It is nearly impossible for me to distinguish the reviewer from the fan; I will fail miserably in my job as the reviewer but succeed in saying, as a fan of The Bongos “THIS ALBUM WAS WORTH THE WAIT”. It’s simple. As much as I love The Bongos, I didn’t think 1985’s Beat Hotel was a great release. It had a few good songs but suffered from the same syndrome as many albums of that period – too much layering; too much stuff – too much ’80’s. Phantom Train, which was recorded during 1985 and 1986 (mostly) at Compass Point (in the Bahamas), has exactly the right balance: fantastic songs; strong arrangements – stripped down to basic 2 guitars/bass/drums with acoustic guitar for rhythm coloring and some keyboards for embellishment; Richard Barone’s vocals are amongst the finest I’ve ever heard him do – passionate, convincing, emotional, confident. The harmonies weaved into the songs are rich and engulfing. The tighter-than-tight, totally in synch rhythm section of thunder-drummer Frank Giannini and bass-maestro Rob Norris sound better than ever – you can hear them, hear the power. Phantom Train reads – all the songs fit together seamlessly. So it leads me to ask aloud the question (of which I do know the answer to, but I’ll ask anyway): why the fuck didn’t this come out until now? Did The Bongos not realize that this album is, indeed, their finest hour? No matter – it’s here; I couldn’t be happier.

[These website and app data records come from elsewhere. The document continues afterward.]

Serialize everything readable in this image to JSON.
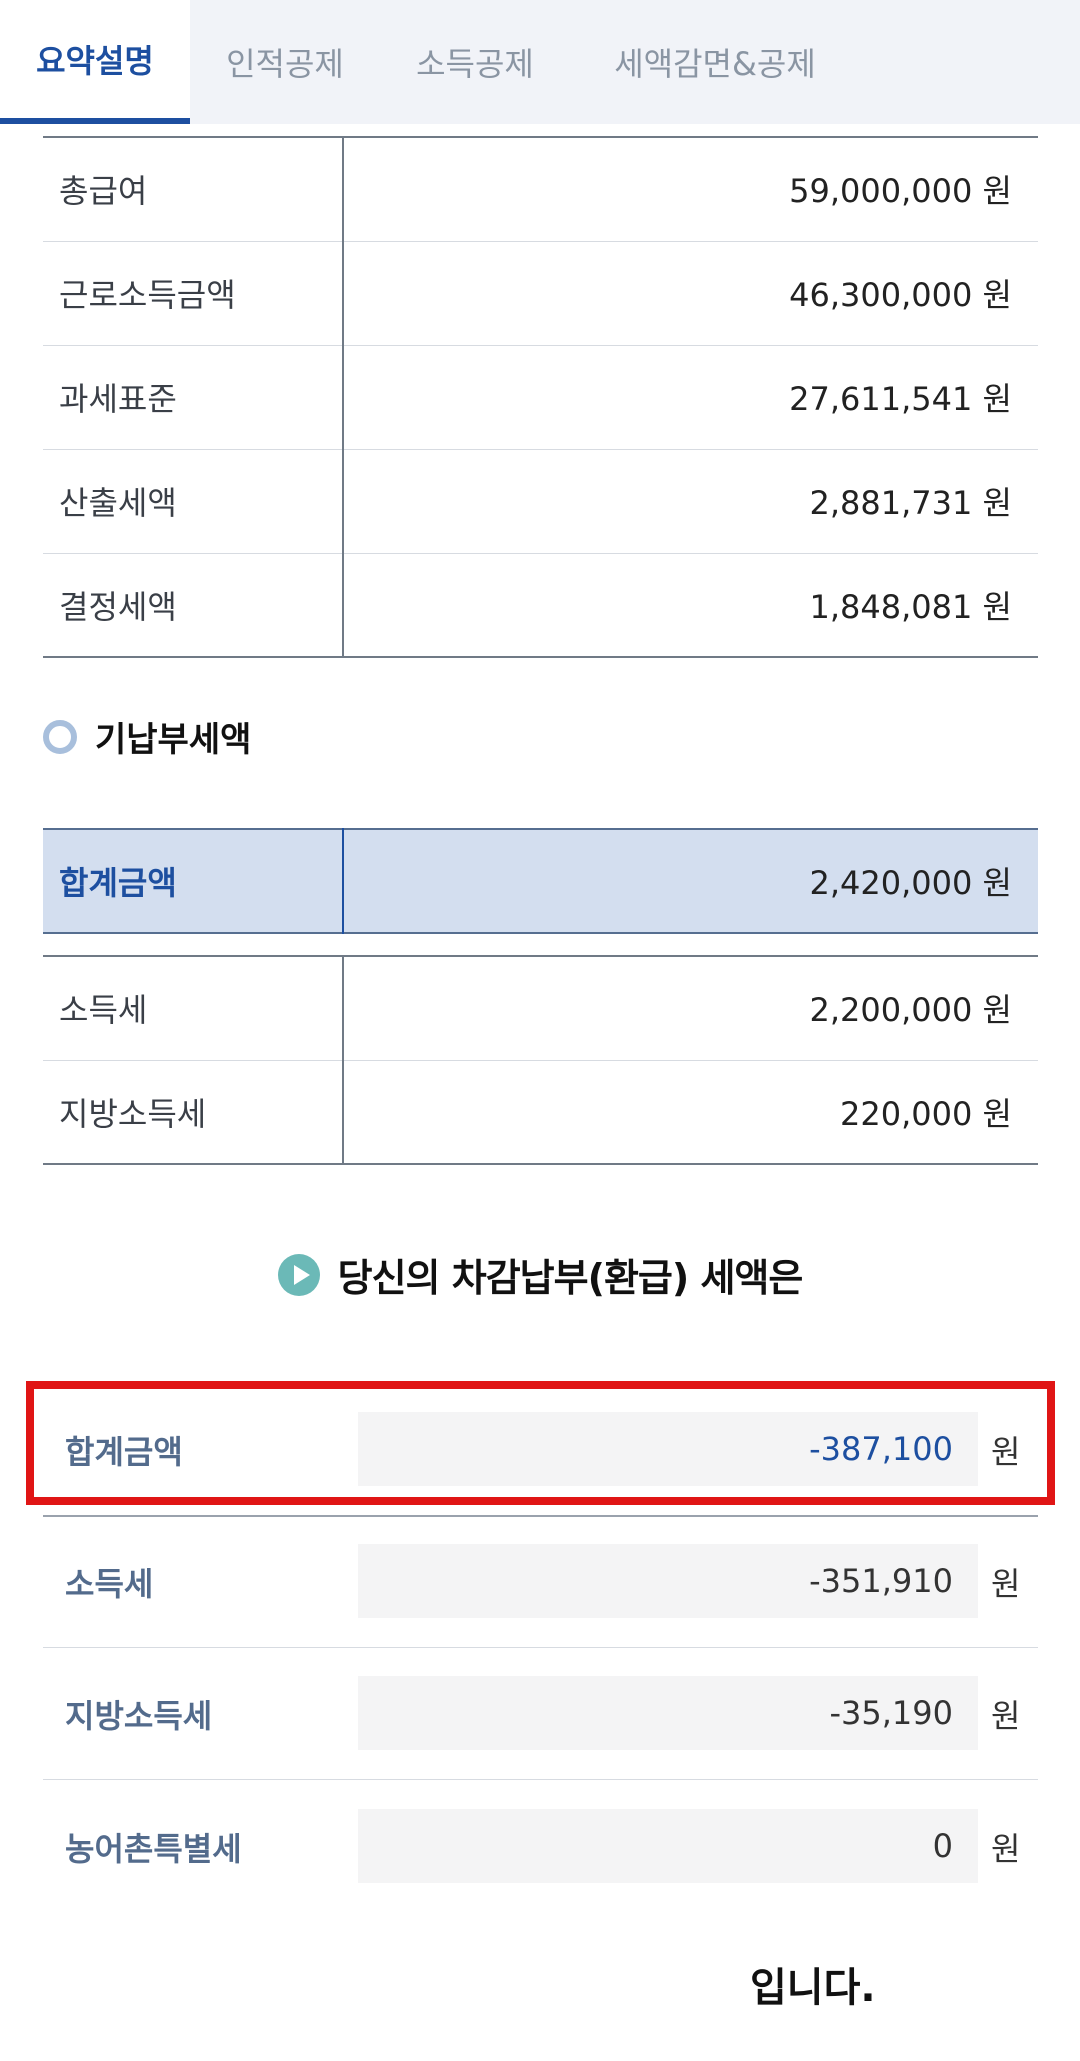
{
  "tabs": [
    {
      "label": "요약설명"
    },
    {
      "label": "인적공제"
    },
    {
      "label": "소득공제"
    },
    {
      "label": "세액감면&공제"
    }
  ],
  "summary": [
    {
      "label": "총급여",
      "value": "59,000,000 원"
    },
    {
      "label": "근로소득금액",
      "value": "46,300,000 원"
    },
    {
      "label": "과세표준",
      "value": "27,611,541 원"
    },
    {
      "label": "산출세액",
      "value": "2,881,731 원"
    },
    {
      "label": "결정세액",
      "value": "1,848,081 원"
    }
  ],
  "prepaid": {
    "title": "기납부세액",
    "total": {
      "label": "합계금액",
      "value": "2,420,000 원"
    },
    "items": [
      {
        "label": "소득세",
        "value": "2,200,000 원"
      },
      {
        "label": "지방소득세",
        "value": "220,000 원"
      }
    ]
  },
  "result": {
    "heading": "당신의 차감납부(환급) 세액은",
    "unit": "원",
    "rows": [
      {
        "label": "합계금액",
        "value": "-387,100"
      },
      {
        "label": "소득세",
        "value": "-351,910"
      },
      {
        "label": "지방소득세",
        "value": "-35,190"
      },
      {
        "label": "농어촌특별세",
        "value": "0"
      }
    ],
    "closing": "입니다."
  },
  "colors": {
    "accent": "#1d4fa0",
    "highlight": "#e01515",
    "teal": "#6bb9b7"
  }
}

So on to some of the personal perspective: I’d often wondered what songs Richard Barone used from Phantom Train for his “Cool Blue Halo” performances. I once asked him and he said “Tangled In Your Web”, which I tried to hear in my mind as a Bongos song. Well, it’s on this album. BUT… so is a very personal favorite, “I Belong To Me” and “River To River”, which was the first single from Barone’s Primal Dream and has a killer bass line on the band’s version. All of these band versions have a full sound; powerful (a recurring theme) and emotional and give the songs a perspective I hadn’t seen before, since I only knew the stripped-down solo versions. As it stands, “I Belong To Me” is gorgeous and gripping; “Tangled In Your Web” IS as close as to the version I’d imagined – maybe a little more colored in, but still hits the target. And it doesn’t matter what version you prefer, these songs are still meisterwerks.
As for the unheard tracks, “My Wildest Dreams” (which had been aired previously by Richard for his “Cool Blue Halo 25th Anniversary” show and released as the leadoff track for the album in August) is an instant Bongos classic – hooky, driven, catchy – what you want and expect from The Bongos. But it’s like that throughout the album. A joyously rocked-out version of “Sunshine Superman”, the Donovan classic, is here; “Diamond Guitar” is, again, pure Bongos – crisp, lush acoustic guitar interplay, strident rhythm and soaring melodies abound. “Roman Circus” (another song that appeared on Barone’s Primal Dream) is a powerhouse and determined-sounding, given the full Bongos treatment. A personal favorite, James Mastro’s “Town Of One”, which I remember hearing at a Bongos show in early ’86, is beefy and rocking. For my money, however, the standout track (from those not previously heard and loved) is “Saturn Eyes” – a Beach Boys-like epic with time signature shifts and an urgent guitar strum leading to the kick-ass chorus; it’s here that Barone’s voice reaches a height that I can’t properly describe.
It’s one thing to wax poetic about “lost” albums – Smile, etc. – and often is the case where you’re inevitably let down once you hear it/it’s been released. That is far from the reaction I’ve had in listening to Phantom Train. It’s everything I could have hoped for and more. And you should want it now as much I did. It’s also fitting that this album is released by the New Jersey-based, newly resuscitated Jem label, who first graced the United States with The Bongos’ debut Drums Along The Hudson. It all comes full circle now. The Bongos can be proud that this album is theirs – it is their finest work without hesitation or question.